» Task to complete
Although the records contain pictures, only their text should be reproduced, exactly as written.

- - - - -

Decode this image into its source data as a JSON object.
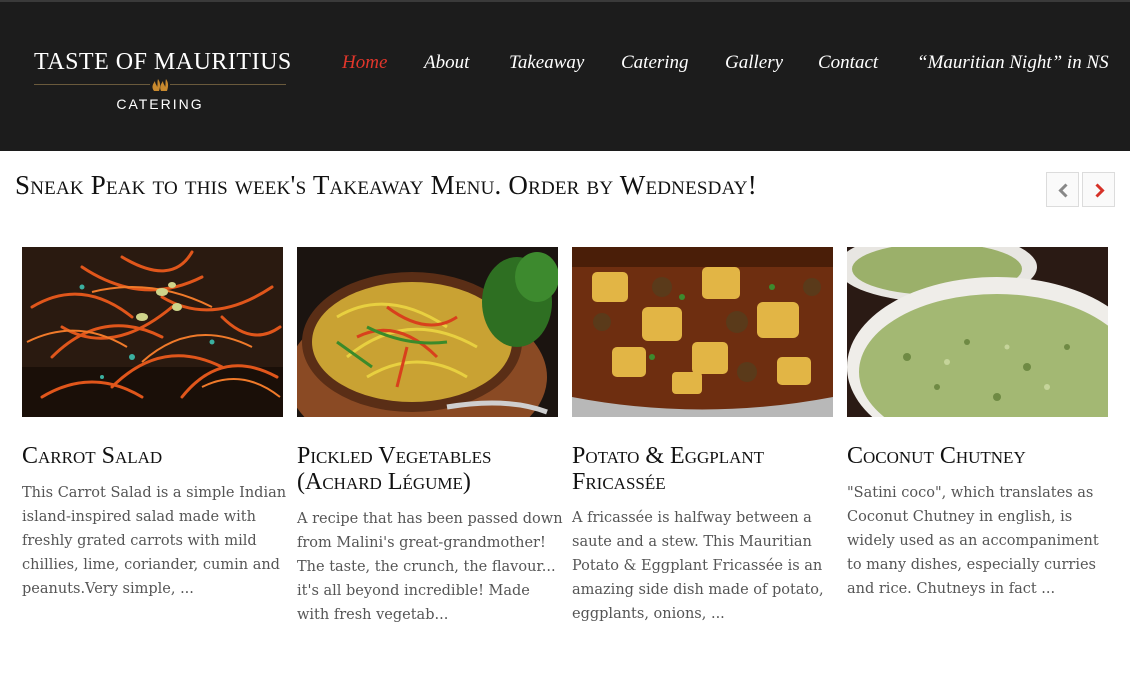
{
  "logo": {
    "title": "TASTE OF MAURITIUS",
    "subtitle": "CATERING"
  },
  "nav": {
    "items": [
      {
        "label": "Home"
      },
      {
        "label": "About"
      },
      {
        "label": "Takeaway"
      },
      {
        "label": "Catering"
      },
      {
        "label": "Gallery"
      },
      {
        "label": "Contact"
      },
      {
        "label": "“Mauritian Night” in NS"
      }
    ],
    "active": "Home"
  },
  "section": {
    "title": "Sneak Peak to this week's Takeaway Menu. Order by Wednesday!"
  },
  "carousel": {
    "prev_icon": "chevron-left-icon",
    "next_icon": "chevron-right-icon"
  },
  "cards": [
    {
      "title": "Carrot Salad",
      "description": "This Carrot Salad is a simple Indian island-inspired salad made with freshly grated carrots with mild chillies, lime, coriander, cumin and peanuts.Very simple, ..."
    },
    {
      "title": "Pickled Vegetables (Achard Légume)",
      "description": "A recipe that has been passed down from Malini's great-grandmother! The taste, the crunch, the flavour... it's all beyond incredible! Made with fresh vegetab..."
    },
    {
      "title": "Potato & Eggplant Fricassée",
      "description": "A fricassée is halfway between a saute and a stew. This Mauritian Potato & Eggplant Fricassée is an amazing side dish made of potato, eggplants, onions, ..."
    },
    {
      "title": "Coconut Chutney",
      "description": "\"Satini coco\", which translates as Coconut Chutney in english, is widely used as an accompaniment to many dishes, especially curries and rice. Chutneys in fact ..."
    }
  ],
  "colors": {
    "header_bg": "#1c1c1c",
    "accent": "#e2362b",
    "text": "#555555"
  }
}
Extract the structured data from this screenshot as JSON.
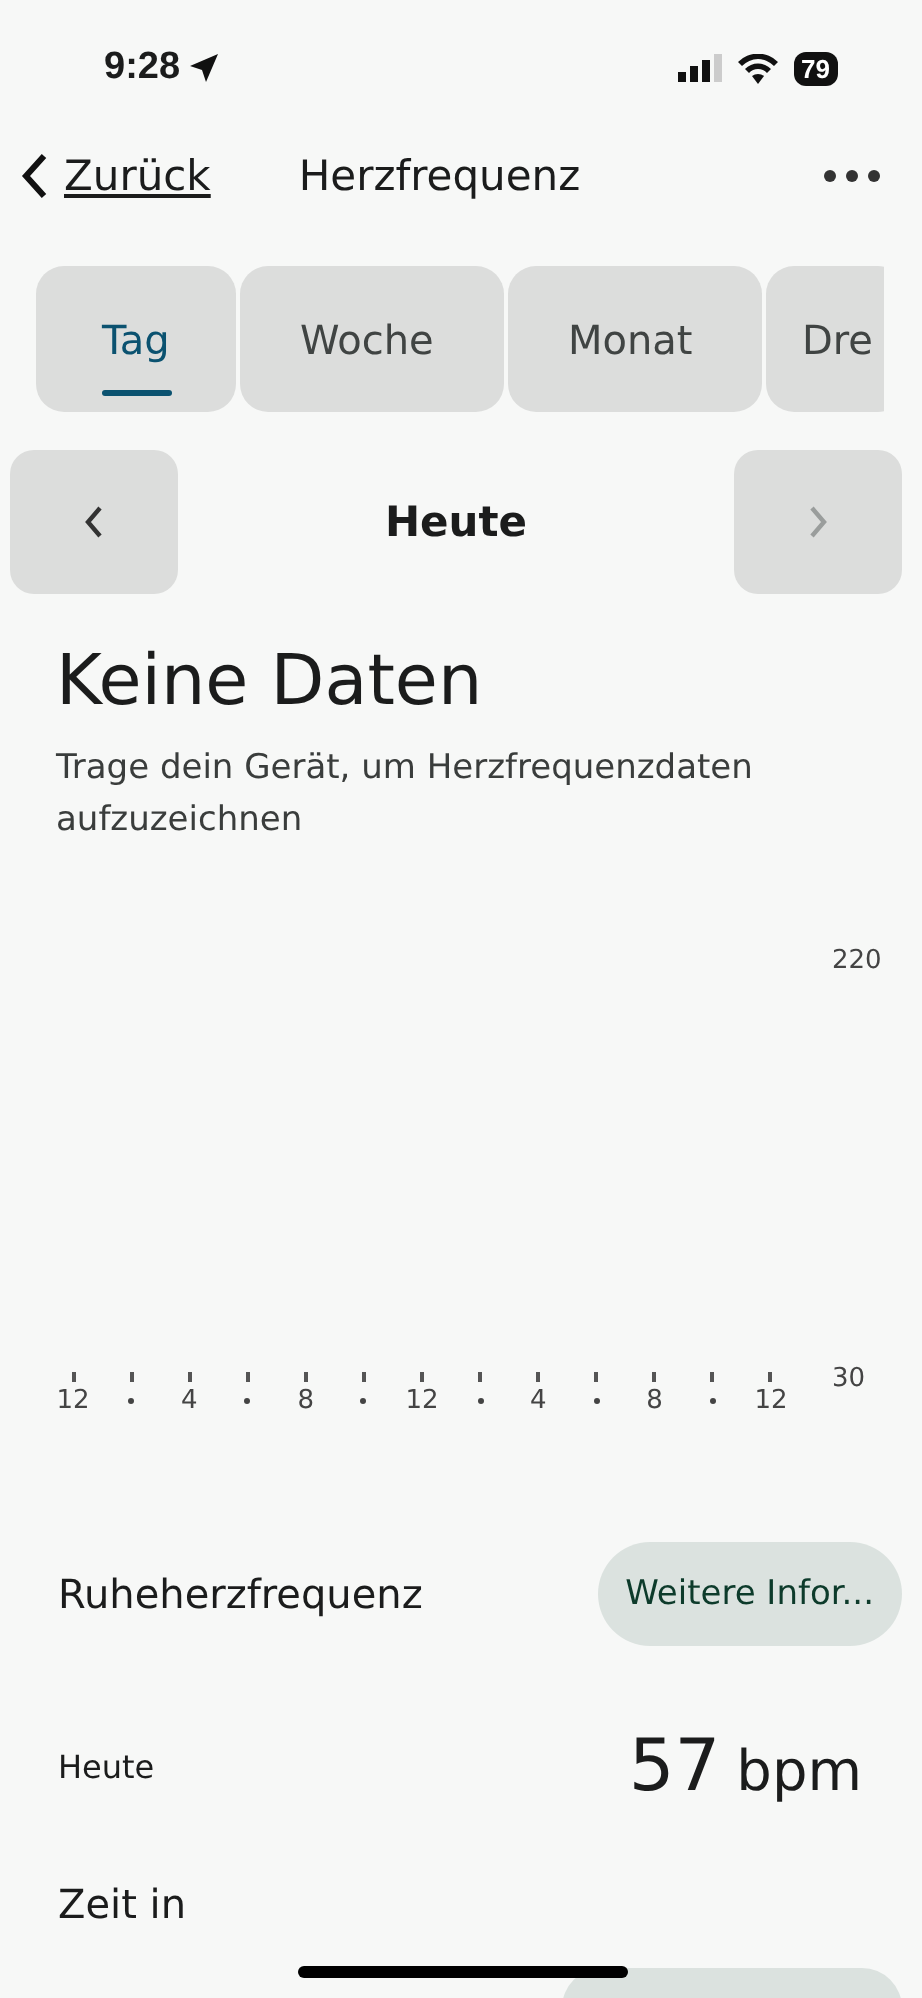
{
  "status_bar": {
    "time": "9:28",
    "battery": "79"
  },
  "nav": {
    "back": "Zurück",
    "title": "Herzfrequenz"
  },
  "tabs": [
    {
      "label": "Tag",
      "selected": true
    },
    {
      "label": "Woche",
      "selected": false
    },
    {
      "label": "Monat",
      "selected": false
    },
    {
      "label": "Dre",
      "selected": false
    }
  ],
  "period": {
    "label": "Heute",
    "prev_disabled": false,
    "next_disabled": true
  },
  "empty": {
    "title": "Keine Daten",
    "text": "Trage dein Gerät, um Herzfrequenzdaten aufzuzeichnen"
  },
  "chart_axis": {
    "y_labels": [
      "220",
      "30"
    ],
    "x_labels": [
      "12",
      "4",
      "8",
      "12",
      "4",
      "8",
      "12"
    ]
  },
  "resting": {
    "title": "Ruheherzfrequenz",
    "button": "Weitere Infor...",
    "row_label": "Heute",
    "value": "57",
    "unit": "bpm"
  },
  "next_section": {
    "title": "Zeit in"
  }
}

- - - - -

» Solution to this exercise
Decode this image into its source data as a JSON object.
{
  "logo": {
    "title": "TASTE OF MAURITIUS",
    "subtitle": "CATERING"
  },
  "nav": {
    "items": [
      {
        "label": "Home"
      },
      {
        "label": "About"
      },
      {
        "label": "Takeaway"
      },
      {
        "label": "Catering"
      },
      {
        "label": "Gallery"
      },
      {
        "label": "Contact"
      },
      {
        "label": "“Mauritian Night” in NS"
      }
    ],
    "active": "Home"
  },
  "section": {
    "title": "Sneak Peak to this week's Takeaway Menu. Order by Wednesday!"
  },
  "carousel": {
    "prev_icon": "chevron-left-icon",
    "next_icon": "chevron-right-icon"
  },
  "cards": [
    {
      "title": "Carrot Salad",
      "description": "This Carrot Salad is a simple Indian island-inspired salad made with freshly grated carrots with mild chillies, lime, coriander, cumin and peanuts.Very simple, ..."
    },
    {
      "title": "Pickled Vegetables (Achard Légume)",
      "description": "A recipe that has been passed down from Malini's great-grandmother! The taste, the crunch, the flavour... it's all beyond incredible! Made with fresh vegetab..."
    },
    {
      "title": "Potato & Eggplant Fricassée",
      "description": "A fricassée is halfway between a saute and a stew. This Mauritian Potato & Eggplant Fricassée is an amazing side dish made of potato, eggplants, onions, ..."
    },
    {
      "title": "Coconut Chutney",
      "description": "\"Satini coco\", which translates as Coconut Chutney in english, is widely used as an accompaniment to many dishes, especially curries and rice. Chutneys in fact ..."
    }
  ],
  "colors": {
    "header_bg": "#1c1c1c",
    "accent": "#e2362b",
    "text": "#555555"
  }
}
Extract the structured data from this screenshot as JSON.
{
  "status_bar": {
    "time": "9:28",
    "battery": "79"
  },
  "nav": {
    "back": "Zurück",
    "title": "Herzfrequenz"
  },
  "tabs": [
    {
      "label": "Tag",
      "selected": true
    },
    {
      "label": "Woche",
      "selected": false
    },
    {
      "label": "Monat",
      "selected": false
    },
    {
      "label": "Dre",
      "selected": false
    }
  ],
  "period": {
    "label": "Heute",
    "prev_disabled": false,
    "next_disabled": true
  },
  "empty": {
    "title": "Keine Daten",
    "text": "Trage dein Gerät, um Herzfrequenzdaten aufzuzeichnen"
  },
  "chart_axis": {
    "y_labels": [
      "220",
      "30"
    ],
    "x_labels": [
      "12",
      "4",
      "8",
      "12",
      "4",
      "8",
      "12"
    ]
  },
  "resting": {
    "title": "Ruheherzfrequenz",
    "button": "Weitere Infor...",
    "row_label": "Heute",
    "value": "57",
    "unit": "bpm"
  },
  "next_section": {
    "title": "Zeit in"
  }
}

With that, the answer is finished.